By Andrew Restuccia - 08/10/11 05:48 PM EDT
Asked if the legislation might be based on bills considered by the Senate Energy and Natural Resources Committee, Reid demurred. He touted what he called bipartisan cooperation on the panel, but did not say whether he would bring energy legislation considered by the committee to the floor.
“That’s one of the few committees in the Senate where there’s been outstanding cooperation with the chairman and ranking member,” Reid said, referring to Chairman Jeff Bingaman (D-N.M.) and ranking member Lisa MurkowskiLisa MurkowskiBig Oil makes a push for risky and reckless Arctic drilling GOP divided over 0M for climate fund Overnight Energy: House passes first Interior, EPA spending bill in seven years MORE (R-Alaska).
Reid instead spoke in broad terms about some of his energy priorities, including building and lighting efficiency. Congress needs to act quickly to address those issues, he said.
“I’m disappointed that we haven’t done better,” Reid said.
But he acknowledged that many of the Democrats’ energy priorities face strong Republican opposition.
“We need to do more from the Washington level — and certainly we are going to try to do that — but it’s very difficult with the backwards-leaning House of Representatives that we have,” Reid said, criticizing the GOP for pushing legislation aimed at blocking or limiting energy and environmental regulations.
He also blasted House Republicans for working to repeal a 2007 law mandating more stringent light bulb efficiency standards.

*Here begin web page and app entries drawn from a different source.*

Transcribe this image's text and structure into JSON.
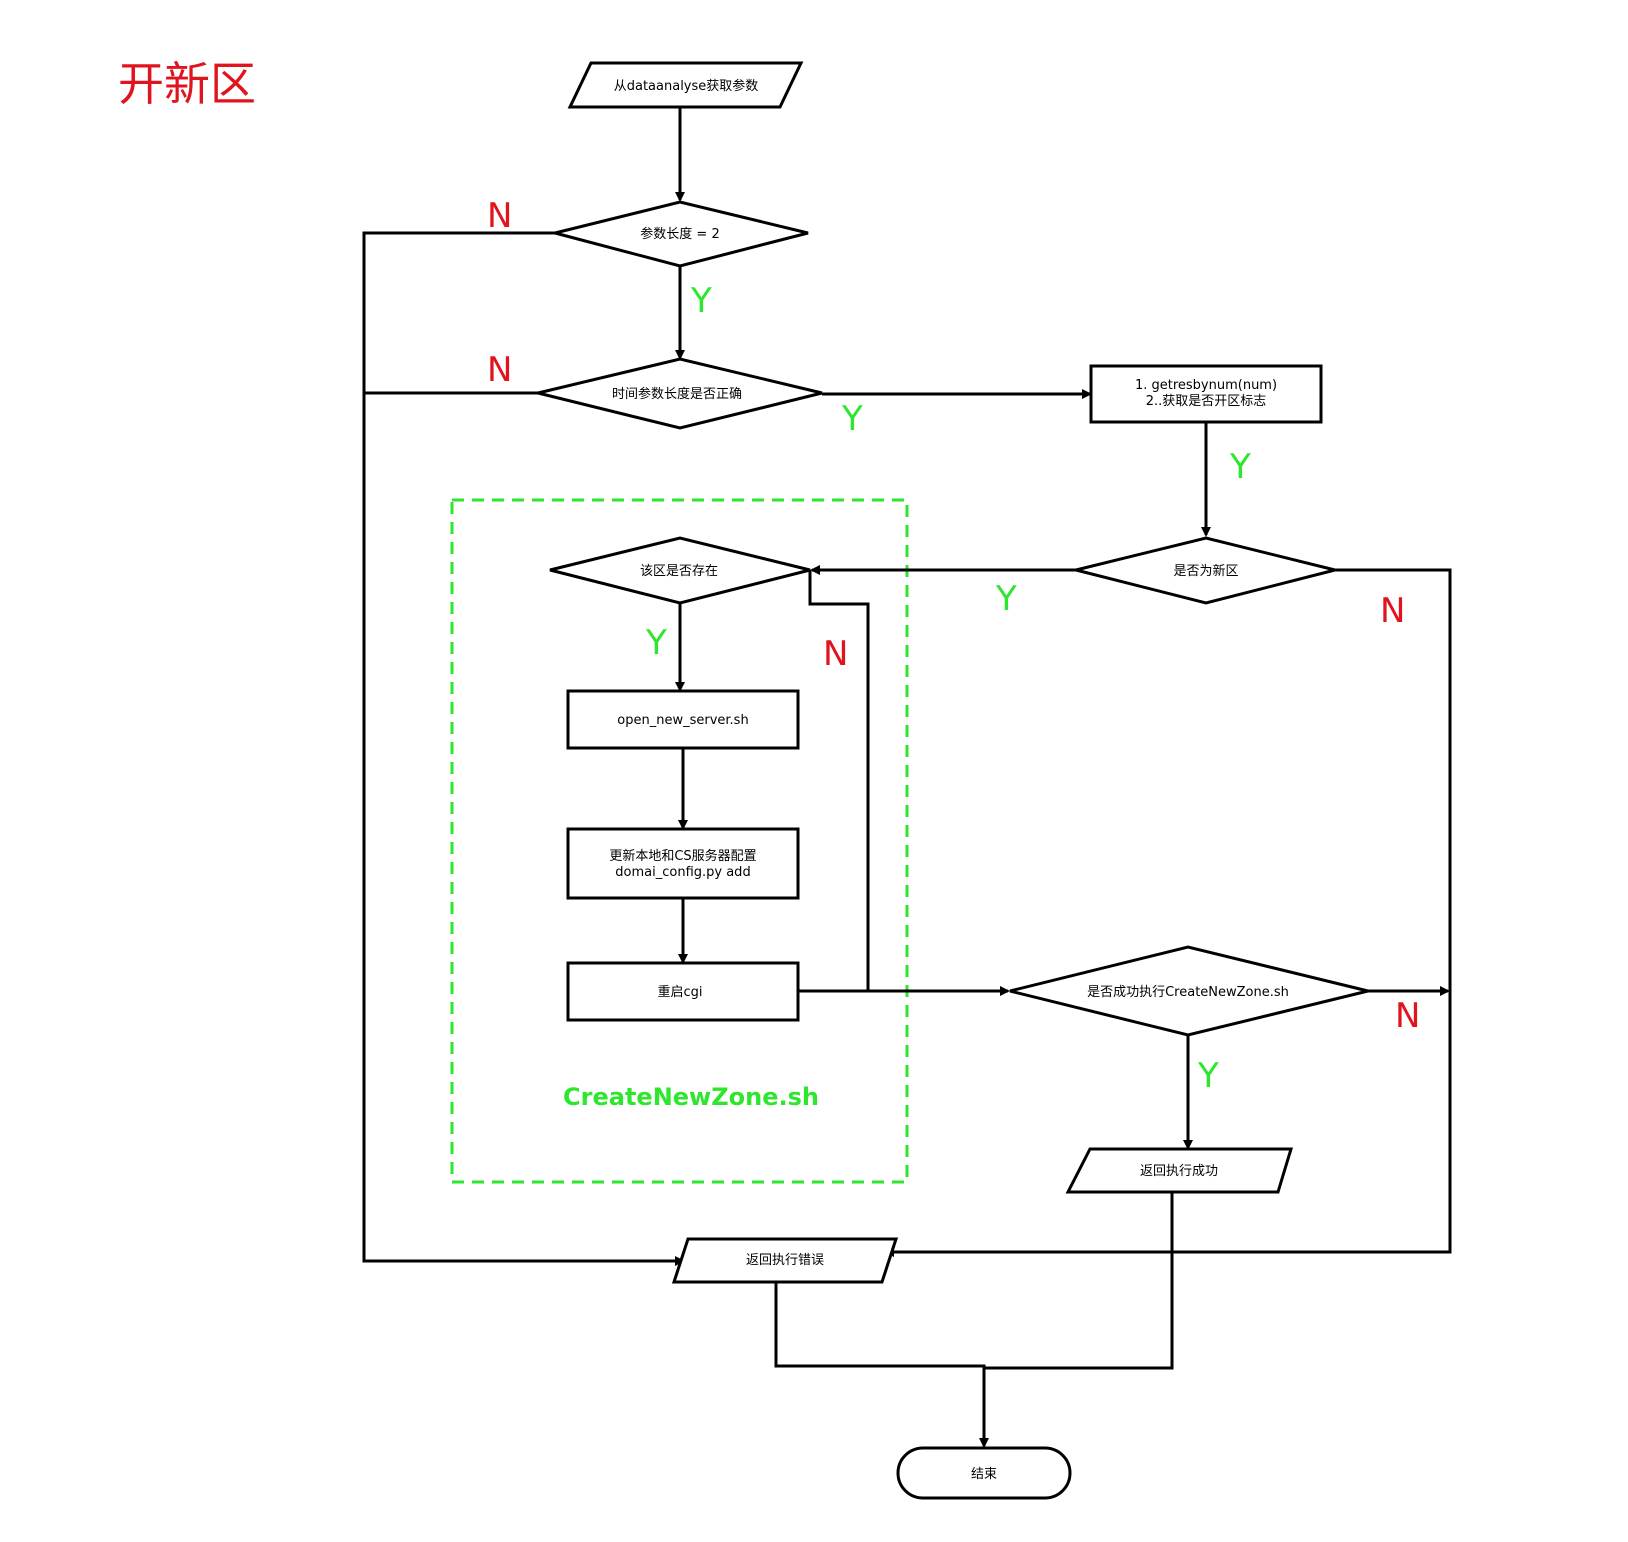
{
  "title": "开新区",
  "group_label": "CreateNewZone.sh",
  "nodes": {
    "get_params": "从dataanalyse获取参数",
    "param_len": "参数长度 = 2",
    "time_param": "时间参数长度是否正确",
    "getres_line1": "1. getresbynum(num)",
    "getres_line2": "2..获取是否开区标志",
    "is_new": "是否为新区",
    "zone_exists": "该区是否存在",
    "open_server": "open_new_server.sh",
    "update_line1": "更新本地和CS服务器配置",
    "update_line2": "domai_config.py add",
    "restart_cgi": "重启cgi",
    "exec_success": "是否成功执行CreateNewZone.sh",
    "return_success": "返回执行成功",
    "return_error": "返回执行错误",
    "end": "结束"
  },
  "edge_labels": {
    "param_len_n": "N",
    "param_len_y": "Y",
    "time_param_n": "N",
    "time_param_y": "Y",
    "getres_y": "Y",
    "is_new_y": "Y",
    "is_new_n": "N",
    "zone_exists_y": "Y",
    "zone_exists_n": "N",
    "exec_n": "N",
    "exec_y": "Y"
  },
  "colors": {
    "yes": "#2ee62e",
    "no": "#e0141e",
    "group": "#2ee62e",
    "line": "#000000"
  }
}
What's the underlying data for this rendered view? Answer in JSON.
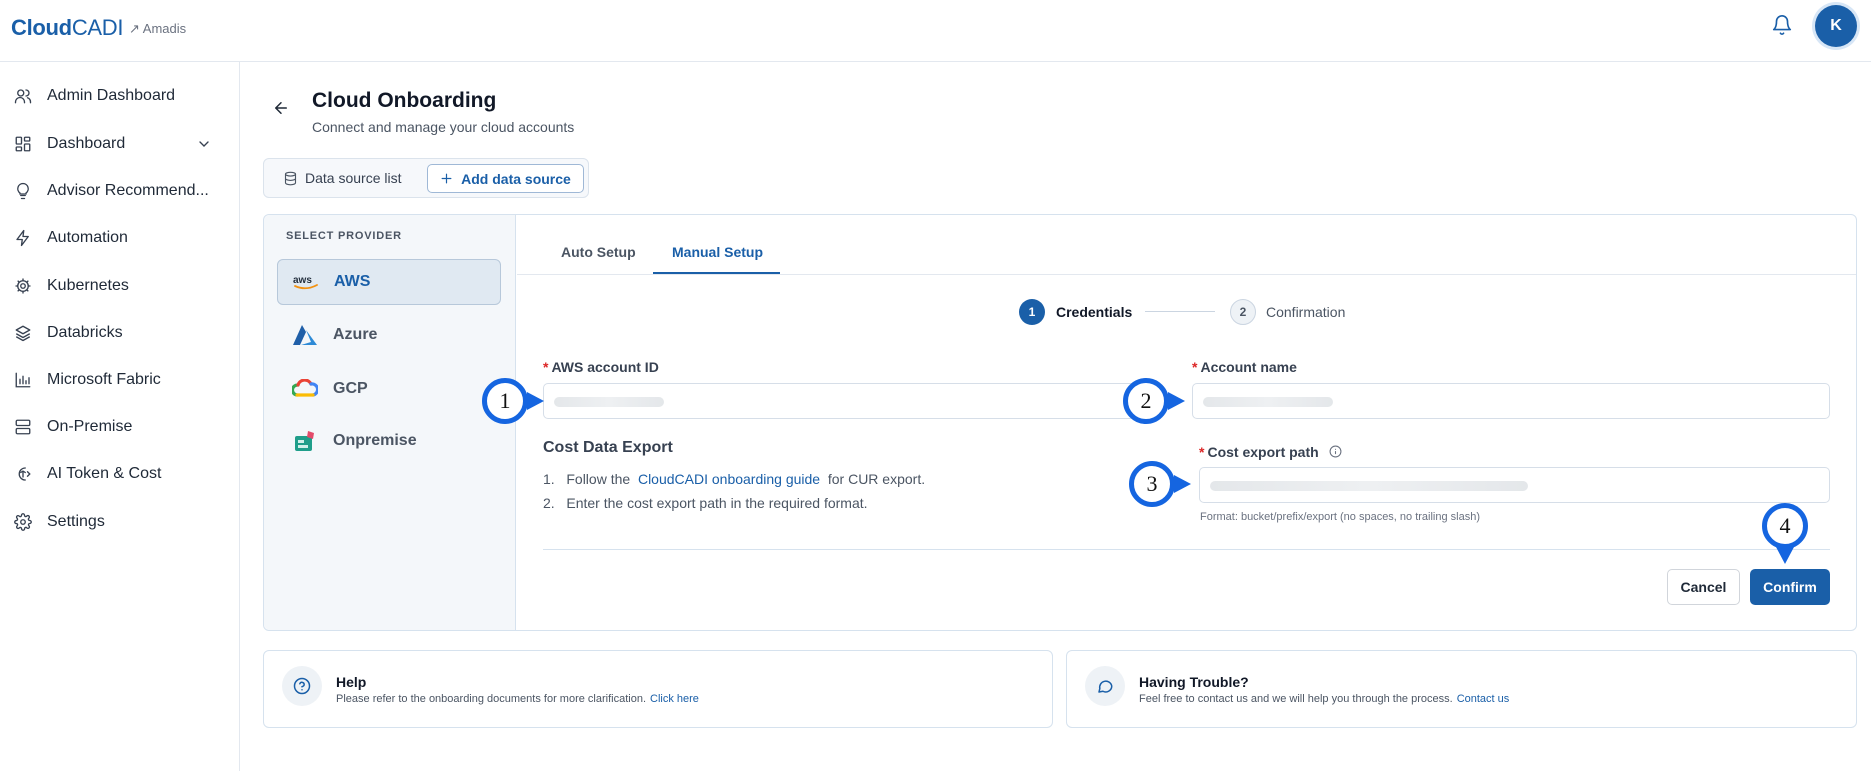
{
  "header": {
    "logo_bold": "Cloud",
    "logo_regular": "CADI",
    "org_name": "↗ Amadis",
    "avatar_initial": "K"
  },
  "sidebar": {
    "items": [
      {
        "label": "Admin Dashboard",
        "icon": "users-icon"
      },
      {
        "label": "Dashboard",
        "icon": "dashboard-icon"
      },
      {
        "label": "Advisor Recommend...",
        "icon": "lightbulb-icon"
      },
      {
        "label": "Automation",
        "icon": "bolt-icon"
      },
      {
        "label": "Kubernetes",
        "icon": "helm-icon"
      },
      {
        "label": "Databricks",
        "icon": "layers-icon"
      },
      {
        "label": "Microsoft Fabric",
        "icon": "bar-chart-icon"
      },
      {
        "label": "On-Premise",
        "icon": "server-icon"
      },
      {
        "label": "AI Token & Cost",
        "icon": "ai-cost-icon"
      },
      {
        "label": "Settings",
        "icon": "gear-icon"
      }
    ]
  },
  "page": {
    "title": "Cloud Onboarding",
    "subtitle": "Connect and manage your cloud accounts"
  },
  "datasource": {
    "list_label": "Data source list",
    "add_label": "Add data source"
  },
  "providers": {
    "heading": "SELECT PROVIDER",
    "items": [
      {
        "label": "AWS",
        "selected": true
      },
      {
        "label": "Azure"
      },
      {
        "label": "GCP"
      },
      {
        "label": "Onpremise"
      }
    ]
  },
  "tabs": [
    {
      "label": "Auto Setup"
    },
    {
      "label": "Manual Setup",
      "active": true
    }
  ],
  "steps": [
    {
      "number": "1",
      "label": "Credentials",
      "active": true
    },
    {
      "number": "2",
      "label": "Confirmation"
    }
  ],
  "form": {
    "aws_account_id_label": "AWS account ID",
    "account_name_label": "Account name",
    "cost_export_path_label": "Cost export path",
    "format_hint": "Format: bucket/prefix/export (no spaces, no trailing slash)",
    "required_mark": "*"
  },
  "cost_export": {
    "title": "Cost Data Export",
    "step1_num": "1.",
    "step1_prefix": "Follow the",
    "step1_link": "CloudCADI onboarding guide",
    "step1_suffix": "for CUR export.",
    "step2_num": "2.",
    "step2_text": "Enter the cost export path in the required format."
  },
  "actions": {
    "cancel": "Cancel",
    "confirm": "Confirm"
  },
  "help": {
    "title": "Help",
    "text": "Please refer to the onboarding documents for more clarification.",
    "link": "Click here"
  },
  "trouble": {
    "title": "Having Trouble?",
    "text": "Feel free to contact us and we will help you through the process.",
    "link": "Contact us"
  },
  "callouts": [
    "1",
    "2",
    "3",
    "4"
  ],
  "colors": {
    "primary": "#1a5fa8",
    "callout_ring": "#1565e0",
    "required": "#dc2626"
  }
}
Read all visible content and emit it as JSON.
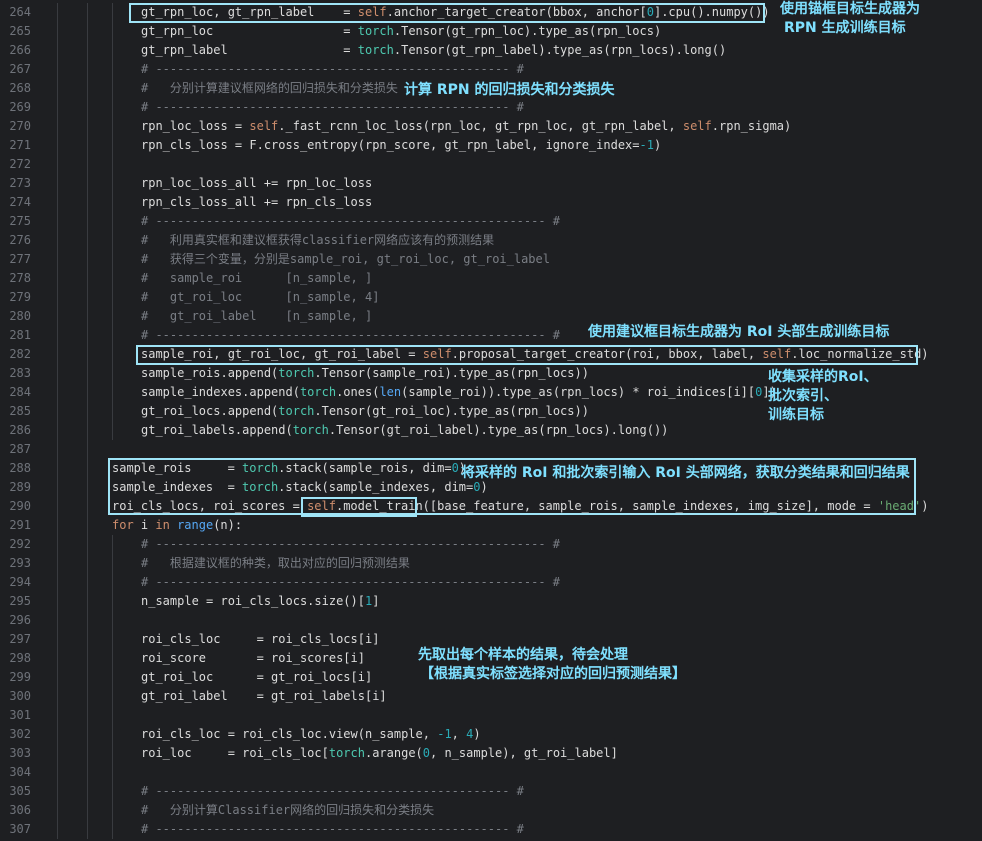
{
  "editor": {
    "lines": [
      {
        "n": "264",
        "indent": 2,
        "html": "gt_rpn_loc, gt_rpn_label    = <span class='kw'>self</span>.anchor_target_creator(bbox, anchor[<span class='num'>0</span>].cpu().numpy())"
      },
      {
        "n": "265",
        "indent": 2,
        "html": "gt_rpn_loc                  = <span class='cls'>torch</span>.Tensor(gt_rpn_loc).type_as(rpn_locs)"
      },
      {
        "n": "266",
        "indent": 2,
        "html": "gt_rpn_label                = <span class='cls'>torch</span>.Tensor(gt_rpn_label).type_as(rpn_locs).long()"
      },
      {
        "n": "267",
        "indent": 2,
        "html": "<span class='cmt'># ------------------------------------------------- #</span>"
      },
      {
        "n": "268",
        "indent": 2,
        "html": "<span class='cmt'>#   分别计算建议框网络的回归损失和分类损失</span>"
      },
      {
        "n": "269",
        "indent": 2,
        "html": "<span class='cmt'># ------------------------------------------------- #</span>"
      },
      {
        "n": "270",
        "indent": 2,
        "html": "rpn_loc_loss = <span class='kw'>self</span>._fast_rcnn_loc_loss(rpn_loc, gt_rpn_loc, gt_rpn_label, <span class='kw'>self</span>.rpn_sigma)"
      },
      {
        "n": "271",
        "indent": 2,
        "html": "rpn_cls_loss = F.cross_entropy(rpn_score, gt_rpn_label, ignore_index=<span class='num'>-1</span>)"
      },
      {
        "n": "272",
        "indent": 2,
        "html": ""
      },
      {
        "n": "273",
        "indent": 2,
        "html": "rpn_loc_loss_all += rpn_loc_loss"
      },
      {
        "n": "274",
        "indent": 2,
        "html": "rpn_cls_loss_all += rpn_cls_loss"
      },
      {
        "n": "275",
        "indent": 2,
        "html": "<span class='cmt'># ------------------------------------------------------ #</span>"
      },
      {
        "n": "276",
        "indent": 2,
        "html": "<span class='cmt'>#   利用真实框和建议框获得classifier网络应该有的预测结果</span>"
      },
      {
        "n": "277",
        "indent": 2,
        "html": "<span class='cmt'>#   获得三个变量，分别是sample_roi, gt_roi_loc, gt_roi_label</span>"
      },
      {
        "n": "278",
        "indent": 2,
        "html": "<span class='cmt'>#   sample_roi      [n_sample, ]</span>"
      },
      {
        "n": "279",
        "indent": 2,
        "html": "<span class='cmt'>#   gt_roi_loc      [n_sample, 4]</span>"
      },
      {
        "n": "280",
        "indent": 2,
        "html": "<span class='cmt'>#   gt_roi_label    [n_sample, ]</span>"
      },
      {
        "n": "281",
        "indent": 2,
        "html": "<span class='cmt'># ------------------------------------------------------ #</span>"
      },
      {
        "n": "282",
        "indent": 2,
        "html": "sample_roi, gt_roi_loc, gt_roi_label = <span class='kw'>self</span>.proposal_target_creator(roi, bbox, label, <span class='kw'>self</span>.loc_normalize_std)"
      },
      {
        "n": "283",
        "indent": 2,
        "html": "sample_rois.append(<span class='cls'>torch</span>.Tensor(sample_roi).type_as(rpn_locs))"
      },
      {
        "n": "284",
        "indent": 2,
        "html": "sample_indexes.append(<span class='cls'>torch</span>.ones(<span class='fn'>len</span>(sample_roi)).type_as(rpn_locs) * roi_indices[i][<span class='num'>0</span>])"
      },
      {
        "n": "285",
        "indent": 2,
        "html": "gt_roi_locs.append(<span class='cls'>torch</span>.Tensor(gt_roi_loc).type_as(rpn_locs))"
      },
      {
        "n": "286",
        "indent": 2,
        "html": "gt_roi_labels.append(<span class='cls'>torch</span>.Tensor(gt_roi_label).type_as(rpn_locs).long())"
      },
      {
        "n": "287",
        "indent": 1,
        "html": ""
      },
      {
        "n": "288",
        "indent": 1,
        "html": "sample_rois     = <span class='cls'>torch</span>.stack(sample_rois, dim=<span class='num'>0</span>)"
      },
      {
        "n": "289",
        "indent": 1,
        "html": "sample_indexes  = <span class='cls'>torch</span>.stack(sample_indexes, dim=<span class='num'>0</span>)"
      },
      {
        "n": "290",
        "indent": 1,
        "html": "roi_cls_locs, roi_scores = <span class='kw'>self</span>.model_train([base_feature, sample_rois, sample_indexes, img_size], mode = <span class='str'>'head'</span>)"
      },
      {
        "n": "291",
        "indent": 1,
        "html": "<span class='kw'>for</span> i <span class='kw'>in</span> <span class='fn'>range</span>(n):"
      },
      {
        "n": "292",
        "indent": 2,
        "html": "<span class='cmt'># ------------------------------------------------------ #</span>"
      },
      {
        "n": "293",
        "indent": 2,
        "html": "<span class='cmt'>#   根据建议框的种类，取出对应的回归预测结果</span>"
      },
      {
        "n": "294",
        "indent": 2,
        "html": "<span class='cmt'># ------------------------------------------------------ #</span>"
      },
      {
        "n": "295",
        "indent": 2,
        "html": "n_sample = roi_cls_locs.size()[<span class='num'>1</span>]"
      },
      {
        "n": "296",
        "indent": 2,
        "html": ""
      },
      {
        "n": "297",
        "indent": 2,
        "html": "roi_cls_loc     = roi_cls_locs[i]"
      },
      {
        "n": "298",
        "indent": 2,
        "html": "roi_score       = roi_scores[i]"
      },
      {
        "n": "299",
        "indent": 2,
        "html": "gt_roi_loc      = gt_roi_locs[i]"
      },
      {
        "n": "300",
        "indent": 2,
        "html": "gt_roi_label    = gt_roi_labels[i]"
      },
      {
        "n": "301",
        "indent": 2,
        "html": ""
      },
      {
        "n": "302",
        "indent": 2,
        "html": "roi_cls_loc = roi_cls_loc.view(n_sample, <span class='num'>-1</span>, <span class='num'>4</span>)"
      },
      {
        "n": "303",
        "indent": 2,
        "html": "roi_loc     = roi_cls_loc[<span class='cls'>torch</span>.arange(<span class='num'>0</span>, n_sample), gt_roi_label]"
      },
      {
        "n": "304",
        "indent": 2,
        "html": ""
      },
      {
        "n": "305",
        "indent": 2,
        "html": "<span class='cmt'># ------------------------------------------------- #</span>"
      },
      {
        "n": "306",
        "indent": 2,
        "html": "<span class='cmt'>#   分别计算Classifier网络的回归损失和分类损失</span>"
      },
      {
        "n": "307",
        "indent": 2,
        "html": "<span class='cmt'># ------------------------------------------------- #</span>"
      }
    ]
  },
  "annotations": {
    "anchor_target_1": "使用锚框目标生成器为",
    "anchor_target_2": "RPN 生成训练目标",
    "rpn_loss": "计算 RPN 的回归损失和分类损失",
    "proposal_target": "使用建议框目标生成器为 RoI 头部生成训练目标",
    "collect_1": "收集采样的RoI、",
    "collect_2": "批次索引、",
    "collect_3": "训练目标",
    "head_input": "将采样的 RoI 和批次索引输入 RoI 头部网络，获取分类结果和回归结果",
    "per_sample_1": "先取出每个样本的结果，待会处理",
    "per_sample_2": "【根据真实标签选择对应的回归预测结果】"
  },
  "colors": {
    "background": "#1e1f22",
    "annotation": "#7fe0ff",
    "highlight_box": "#9fe4f7"
  }
}
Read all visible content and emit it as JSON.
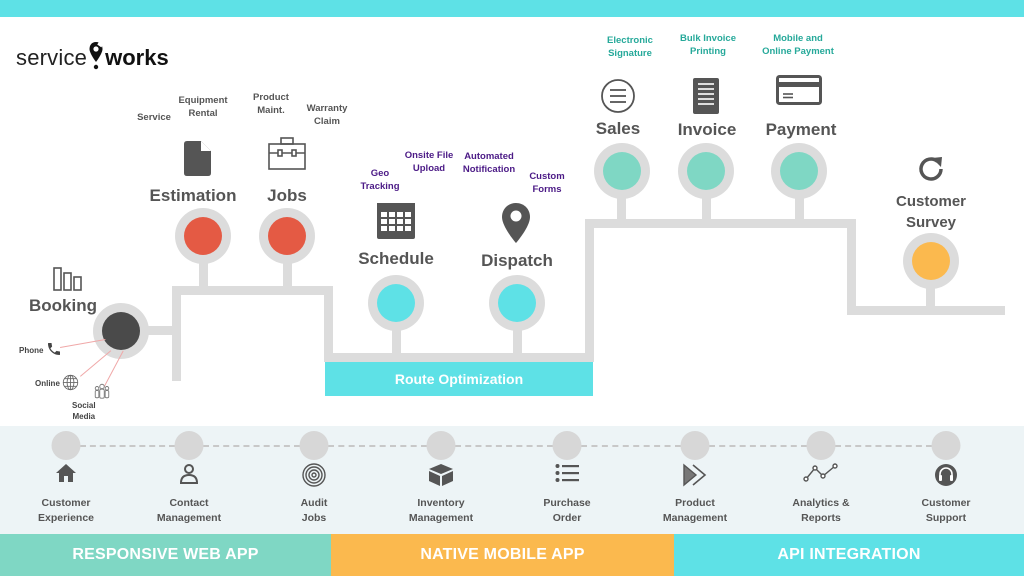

In the Wednesday conference call, Reid touted an Aug. 30 energy summit in Las Vegas. The fourth annual National Clean Energy Summit, organized by Reid and the Center for American Progress, will feature speeches by Vice President Joe BidenJoe BidenWhy Kaine is the right choice for Clinton Why Mike Pence is the wrong pick on foreign policy Advisers: Trump's revised tax plan will resemble Ryan's MORE, Energy Secretary Steven Chu, Navy Secretary Ray Mabus and California Gov. Jerry Brown (D), among others.